*Problem*: All entries below are to be returned exactly, with pictures left out.

□ □ □ □ □

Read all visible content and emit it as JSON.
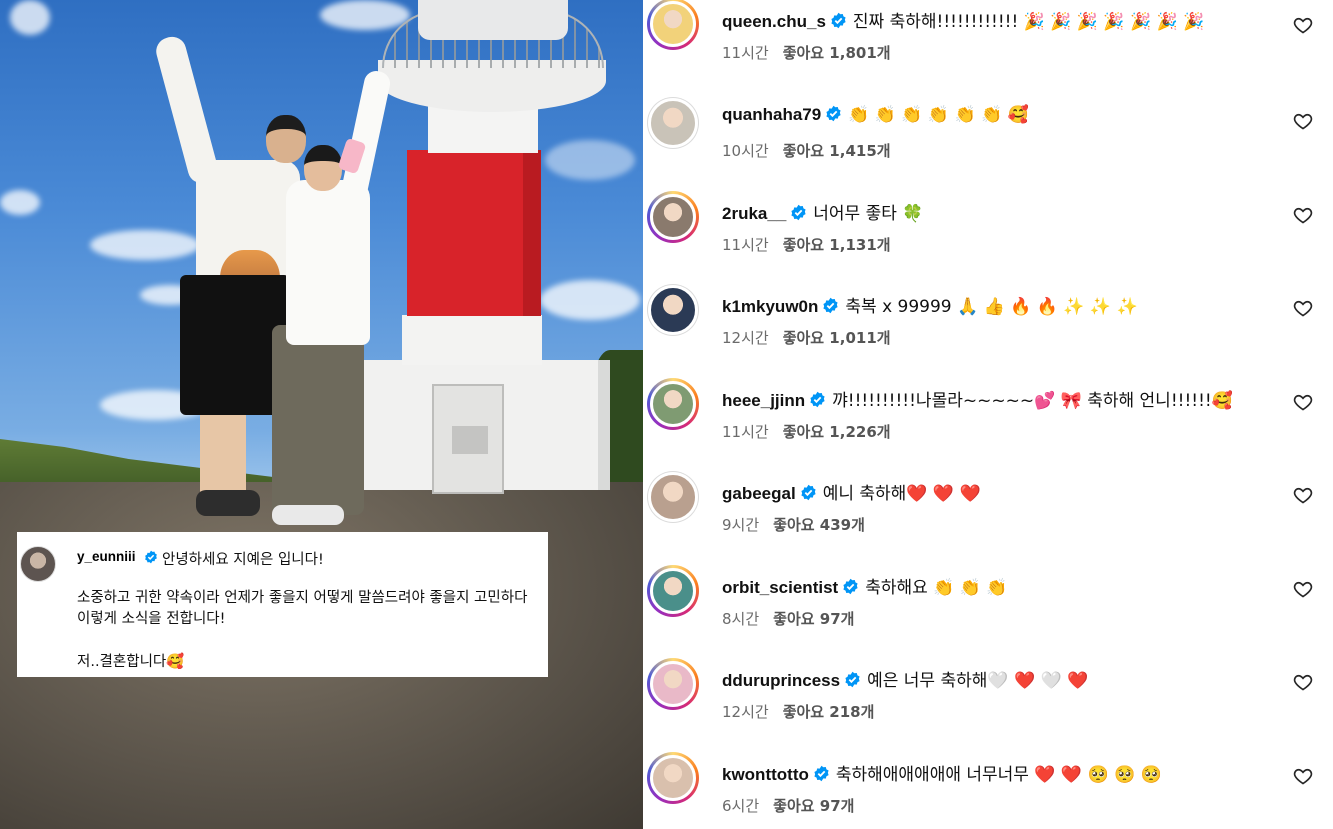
{
  "caption": {
    "username": "y_eunniii",
    "verified_icon": "verified-badge-icon",
    "first_line": "안녕하세요 지예은 입니다!",
    "body": "소중하고 귀한 약속이라 언제가 좋을지 어떻게 말씀드려야 좋을지 고민하다 이렇게 소식을 전합니다!",
    "last_line": "저..결혼합니다🥰"
  },
  "comments": [
    {
      "username": "queen.chu_s",
      "text": "진짜 축하해!!!!!!!!!!!! 🎉 🎉 🎉 🎉 🎉 🎉 🎉",
      "time": "11시간",
      "likes": "좋아요 1,801개",
      "avatar_color": "#f2d27a",
      "ring": true
    },
    {
      "username": "quanhaha79",
      "text": "👏 👏 👏 👏 👏 👏 🥰",
      "time": "10시간",
      "likes": "좋아요 1,415개",
      "avatar_color": "#c9c3b8",
      "ring": false
    },
    {
      "username": "2ruka__",
      "text": "너어무 좋타 🍀",
      "time": "11시간",
      "likes": "좋아요 1,131개",
      "avatar_color": "#8a7a6d",
      "ring": true
    },
    {
      "username": "k1mkyuw0n",
      "text": "축복 x 99999 🙏 👍 🔥 🔥 ✨ ✨ ✨",
      "time": "12시간",
      "likes": "좋아요 1,011개",
      "avatar_color": "#2b3a55",
      "ring": false
    },
    {
      "username": "heee_jjinn",
      "text": "꺄!!!!!!!!!!나몰라~~~~~💕 🎀 축하해 언니!!!!!!🥰",
      "time": "11시간",
      "likes": "좋아요 1,226개",
      "avatar_color": "#7f9b72",
      "ring": true
    },
    {
      "username": "gabeegal",
      "text": "예니 축하해❤️ ❤️ ❤️",
      "time": "9시간",
      "likes": "좋아요 439개",
      "avatar_color": "#b9a08f",
      "ring": false
    },
    {
      "username": "orbit_scientist",
      "text": "축하해요 👏 👏 👏",
      "time": "8시간",
      "likes": "좋아요 97개",
      "avatar_color": "#4a8f8a",
      "ring": true
    },
    {
      "username": "dduruprincess",
      "text": "예은 너무 축하해🤍 ❤️ 🤍 ❤️",
      "time": "12시간",
      "likes": "좋아요 218개",
      "avatar_color": "#e9b9c8",
      "ring": true
    },
    {
      "username": "kwonttotto",
      "text": "축하해애애애애애 너무너무 ❤️ ❤️ 🥺 🥺 🥺",
      "time": "6시간",
      "likes": "좋아요 97개",
      "avatar_color": "#d9c0ad",
      "ring": true
    }
  ],
  "icons": {
    "like": "heart-outline-icon",
    "verified": "verified-badge-icon"
  },
  "colors": {
    "verified_blue": "#0095f6",
    "text": "#111111",
    "meta": "#6b6b6b"
  }
}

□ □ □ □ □

*Problem solution*:
Read all visible content and emit it as JSON.
{
  "caption": {
    "username": "y_eunniii",
    "verified_icon": "verified-badge-icon",
    "first_line": "안녕하세요 지예은 입니다!",
    "body": "소중하고 귀한 약속이라 언제가 좋을지 어떻게 말씀드려야 좋을지 고민하다 이렇게 소식을 전합니다!",
    "last_line": "저..결혼합니다🥰"
  },
  "comments": [
    {
      "username": "queen.chu_s",
      "text": "진짜 축하해!!!!!!!!!!!! 🎉 🎉 🎉 🎉 🎉 🎉 🎉",
      "time": "11시간",
      "likes": "좋아요 1,801개",
      "avatar_color": "#f2d27a",
      "ring": true
    },
    {
      "username": "quanhaha79",
      "text": "👏 👏 👏 👏 👏 👏 🥰",
      "time": "10시간",
      "likes": "좋아요 1,415개",
      "avatar_color": "#c9c3b8",
      "ring": false
    },
    {
      "username": "2ruka__",
      "text": "너어무 좋타 🍀",
      "time": "11시간",
      "likes": "좋아요 1,131개",
      "avatar_color": "#8a7a6d",
      "ring": true
    },
    {
      "username": "k1mkyuw0n",
      "text": "축복 x 99999 🙏 👍 🔥 🔥 ✨ ✨ ✨",
      "time": "12시간",
      "likes": "좋아요 1,011개",
      "avatar_color": "#2b3a55",
      "ring": false
    },
    {
      "username": "heee_jjinn",
      "text": "꺄!!!!!!!!!!나몰라~~~~~💕 🎀 축하해 언니!!!!!!🥰",
      "time": "11시간",
      "likes": "좋아요 1,226개",
      "avatar_color": "#7f9b72",
      "ring": true
    },
    {
      "username": "gabeegal",
      "text": "예니 축하해❤️ ❤️ ❤️",
      "time": "9시간",
      "likes": "좋아요 439개",
      "avatar_color": "#b9a08f",
      "ring": false
    },
    {
      "username": "orbit_scientist",
      "text": "축하해요 👏 👏 👏",
      "time": "8시간",
      "likes": "좋아요 97개",
      "avatar_color": "#4a8f8a",
      "ring": true
    },
    {
      "username": "dduruprincess",
      "text": "예은 너무 축하해🤍 ❤️ 🤍 ❤️",
      "time": "12시간",
      "likes": "좋아요 218개",
      "avatar_color": "#e9b9c8",
      "ring": true
    },
    {
      "username": "kwonttotto",
      "text": "축하해애애애애애 너무너무 ❤️ ❤️ 🥺 🥺 🥺",
      "time": "6시간",
      "likes": "좋아요 97개",
      "avatar_color": "#d9c0ad",
      "ring": true
    }
  ],
  "icons": {
    "like": "heart-outline-icon",
    "verified": "verified-badge-icon"
  },
  "colors": {
    "verified_blue": "#0095f6",
    "text": "#111111",
    "meta": "#6b6b6b"
  }
}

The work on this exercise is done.